Census Bureau headquarters Census Bureau headquarters. (Photo: Skidmore, Owings & Merrill LLP)

WASHINGTON, DC—Construction spending reached an annualized rate of $1.253 trillion in December, a record high. The monthly gain of 0.7% marked the fifth consecutive increase in private and public expenditures and also beat analysts’ estimates.

However, the full-year 2017 total of $1.23 trillion, 3.8% above the previous year’s tally, represented the smallest year-over-year gain since a 2.6% decline in 2011. By comparison, spending increased 11% in 2014, 10.7% in 2015 and 6.5% in 2016.
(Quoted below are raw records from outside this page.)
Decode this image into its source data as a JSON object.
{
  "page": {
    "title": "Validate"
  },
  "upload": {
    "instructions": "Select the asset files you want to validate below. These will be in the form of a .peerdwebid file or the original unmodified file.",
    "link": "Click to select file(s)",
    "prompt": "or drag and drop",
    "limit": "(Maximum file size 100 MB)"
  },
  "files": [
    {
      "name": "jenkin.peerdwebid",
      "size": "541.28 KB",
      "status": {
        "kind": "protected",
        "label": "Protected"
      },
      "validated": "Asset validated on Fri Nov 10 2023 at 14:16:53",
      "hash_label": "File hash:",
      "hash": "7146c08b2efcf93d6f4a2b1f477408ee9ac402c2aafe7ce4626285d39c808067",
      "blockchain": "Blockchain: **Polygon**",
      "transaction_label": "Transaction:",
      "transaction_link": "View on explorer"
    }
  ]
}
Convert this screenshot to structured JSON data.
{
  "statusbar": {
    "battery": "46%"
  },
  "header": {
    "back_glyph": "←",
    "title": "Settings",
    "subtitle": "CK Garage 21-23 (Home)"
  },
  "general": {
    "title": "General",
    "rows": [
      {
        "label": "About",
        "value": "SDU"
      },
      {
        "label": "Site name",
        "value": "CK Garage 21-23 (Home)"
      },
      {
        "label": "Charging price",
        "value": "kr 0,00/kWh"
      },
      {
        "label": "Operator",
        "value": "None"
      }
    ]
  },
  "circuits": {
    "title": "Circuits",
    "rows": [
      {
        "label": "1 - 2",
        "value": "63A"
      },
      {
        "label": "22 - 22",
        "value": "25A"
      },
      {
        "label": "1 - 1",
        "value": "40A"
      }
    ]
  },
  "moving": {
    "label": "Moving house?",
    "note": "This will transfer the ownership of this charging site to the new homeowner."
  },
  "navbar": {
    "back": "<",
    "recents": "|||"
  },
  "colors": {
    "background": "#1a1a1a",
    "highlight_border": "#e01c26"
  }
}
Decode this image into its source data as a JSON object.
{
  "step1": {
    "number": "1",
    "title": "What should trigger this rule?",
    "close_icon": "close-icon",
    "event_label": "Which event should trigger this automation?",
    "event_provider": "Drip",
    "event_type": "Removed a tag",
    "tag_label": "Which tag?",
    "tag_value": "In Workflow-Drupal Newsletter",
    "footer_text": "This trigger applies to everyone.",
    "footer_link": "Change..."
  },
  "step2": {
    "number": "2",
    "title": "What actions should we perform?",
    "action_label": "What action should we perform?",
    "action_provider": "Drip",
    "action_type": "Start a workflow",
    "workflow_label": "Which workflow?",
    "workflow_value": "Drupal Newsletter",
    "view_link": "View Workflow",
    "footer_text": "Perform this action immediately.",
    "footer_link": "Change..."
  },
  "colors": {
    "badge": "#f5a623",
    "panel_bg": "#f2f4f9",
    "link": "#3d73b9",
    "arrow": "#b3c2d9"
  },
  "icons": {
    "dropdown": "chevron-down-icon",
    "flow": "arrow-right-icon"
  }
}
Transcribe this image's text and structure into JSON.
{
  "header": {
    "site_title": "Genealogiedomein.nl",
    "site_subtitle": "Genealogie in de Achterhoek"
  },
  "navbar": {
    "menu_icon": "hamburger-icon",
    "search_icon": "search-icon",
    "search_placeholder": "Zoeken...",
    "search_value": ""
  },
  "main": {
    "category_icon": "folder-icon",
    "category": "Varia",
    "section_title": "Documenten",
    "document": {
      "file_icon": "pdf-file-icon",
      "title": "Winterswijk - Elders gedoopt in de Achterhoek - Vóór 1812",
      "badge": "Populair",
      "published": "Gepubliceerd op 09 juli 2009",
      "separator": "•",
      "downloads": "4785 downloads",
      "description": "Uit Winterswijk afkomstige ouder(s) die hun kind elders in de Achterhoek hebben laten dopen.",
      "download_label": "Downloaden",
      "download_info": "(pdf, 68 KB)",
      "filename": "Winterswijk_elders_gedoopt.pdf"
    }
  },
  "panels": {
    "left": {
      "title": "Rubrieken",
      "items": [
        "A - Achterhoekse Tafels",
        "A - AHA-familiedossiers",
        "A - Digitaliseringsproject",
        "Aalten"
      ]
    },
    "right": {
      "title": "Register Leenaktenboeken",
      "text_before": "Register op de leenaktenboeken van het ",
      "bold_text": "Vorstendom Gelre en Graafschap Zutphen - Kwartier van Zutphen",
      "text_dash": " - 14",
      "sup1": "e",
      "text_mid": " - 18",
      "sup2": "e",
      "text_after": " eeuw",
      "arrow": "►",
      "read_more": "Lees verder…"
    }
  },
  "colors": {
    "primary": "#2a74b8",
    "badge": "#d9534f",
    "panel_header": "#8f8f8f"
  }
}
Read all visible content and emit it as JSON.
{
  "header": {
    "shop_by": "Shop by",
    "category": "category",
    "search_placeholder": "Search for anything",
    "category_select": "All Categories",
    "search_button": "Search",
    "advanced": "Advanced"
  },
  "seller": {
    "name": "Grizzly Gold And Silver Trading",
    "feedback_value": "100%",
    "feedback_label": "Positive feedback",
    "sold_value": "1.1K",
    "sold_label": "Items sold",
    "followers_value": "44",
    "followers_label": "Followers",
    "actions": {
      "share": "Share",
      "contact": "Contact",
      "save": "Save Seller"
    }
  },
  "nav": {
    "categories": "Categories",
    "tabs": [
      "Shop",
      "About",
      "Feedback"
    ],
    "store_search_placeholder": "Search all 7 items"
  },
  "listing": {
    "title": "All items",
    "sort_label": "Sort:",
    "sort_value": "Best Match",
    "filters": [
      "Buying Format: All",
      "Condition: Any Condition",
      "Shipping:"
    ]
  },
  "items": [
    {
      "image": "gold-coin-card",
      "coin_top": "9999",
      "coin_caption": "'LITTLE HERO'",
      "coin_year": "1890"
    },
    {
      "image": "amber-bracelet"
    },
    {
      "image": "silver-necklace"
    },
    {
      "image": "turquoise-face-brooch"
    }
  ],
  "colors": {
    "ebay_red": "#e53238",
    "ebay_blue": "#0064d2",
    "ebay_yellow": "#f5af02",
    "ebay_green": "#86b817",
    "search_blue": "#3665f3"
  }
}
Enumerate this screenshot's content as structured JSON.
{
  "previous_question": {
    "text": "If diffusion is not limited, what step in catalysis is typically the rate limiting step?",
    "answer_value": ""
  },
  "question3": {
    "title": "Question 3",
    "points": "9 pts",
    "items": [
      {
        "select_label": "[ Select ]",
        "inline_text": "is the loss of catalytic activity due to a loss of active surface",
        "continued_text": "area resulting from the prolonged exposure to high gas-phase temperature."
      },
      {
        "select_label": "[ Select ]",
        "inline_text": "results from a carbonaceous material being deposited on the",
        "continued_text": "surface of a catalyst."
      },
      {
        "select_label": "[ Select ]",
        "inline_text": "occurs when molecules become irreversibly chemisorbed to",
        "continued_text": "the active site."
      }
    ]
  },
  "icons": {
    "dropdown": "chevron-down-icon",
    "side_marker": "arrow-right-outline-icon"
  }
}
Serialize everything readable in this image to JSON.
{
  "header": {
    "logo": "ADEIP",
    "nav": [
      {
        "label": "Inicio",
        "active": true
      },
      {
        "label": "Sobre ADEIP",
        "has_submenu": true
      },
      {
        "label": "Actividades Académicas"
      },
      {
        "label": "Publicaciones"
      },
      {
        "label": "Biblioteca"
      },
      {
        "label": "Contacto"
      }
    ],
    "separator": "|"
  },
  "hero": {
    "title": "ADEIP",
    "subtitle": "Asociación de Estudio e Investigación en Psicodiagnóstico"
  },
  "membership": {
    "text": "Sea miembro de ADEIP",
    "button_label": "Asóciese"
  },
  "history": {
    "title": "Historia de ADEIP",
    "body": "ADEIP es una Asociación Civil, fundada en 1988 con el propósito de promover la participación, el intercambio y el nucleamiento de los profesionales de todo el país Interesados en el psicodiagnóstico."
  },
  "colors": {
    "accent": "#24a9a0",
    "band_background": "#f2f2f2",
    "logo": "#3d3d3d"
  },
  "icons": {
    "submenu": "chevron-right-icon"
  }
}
Keeping the annual increase down was public sector spending, which declined 2.5% Y-O-Y, according to Census Bureau figures released Thursday. At the same time, private construction rose 5.8% to $950.7 billion from the $898.7 billion spent in ‘16. December’s seasonally adjusted annual rate of $963.2 billion for private construction also represented a new record.

Within the private sector, residential construction rose 10.6% to $515.9 billion for ‘17, while the year’s tally for nonresidential construction was $434.8 billion, up 0.6% from the year prior. On a monthly basis, spending on single-family construction was up by 0.4%, while that for multifamily rose 2.6% from the previous month. Conversely, residential construction spending by the public sector was off by 3% Y-O-Y.

Outside of residential construction, both the public and private sectors saw gainers and losers over the past year. Private transportation projects saw December’s biggest annualized increase of any construction category at 36%, although for the full year, the Y-O-Y increase in spending was a comparatively modest 12.5%.

Other nonresidential private construction categories seeing double-digit Y-O-Y increases were commercial (up 14%) and water supply (15.6%). Private sector spending on public safety construction was down 23.1% Y-O-Y, while expenditures for sewage and waste disposal declined by 48.3%. The biggest percentage decline in public-sector spending was for power facilities, down 28.2%; this category saw a smaller Y-O-Y drop of 4.2% in the private sector.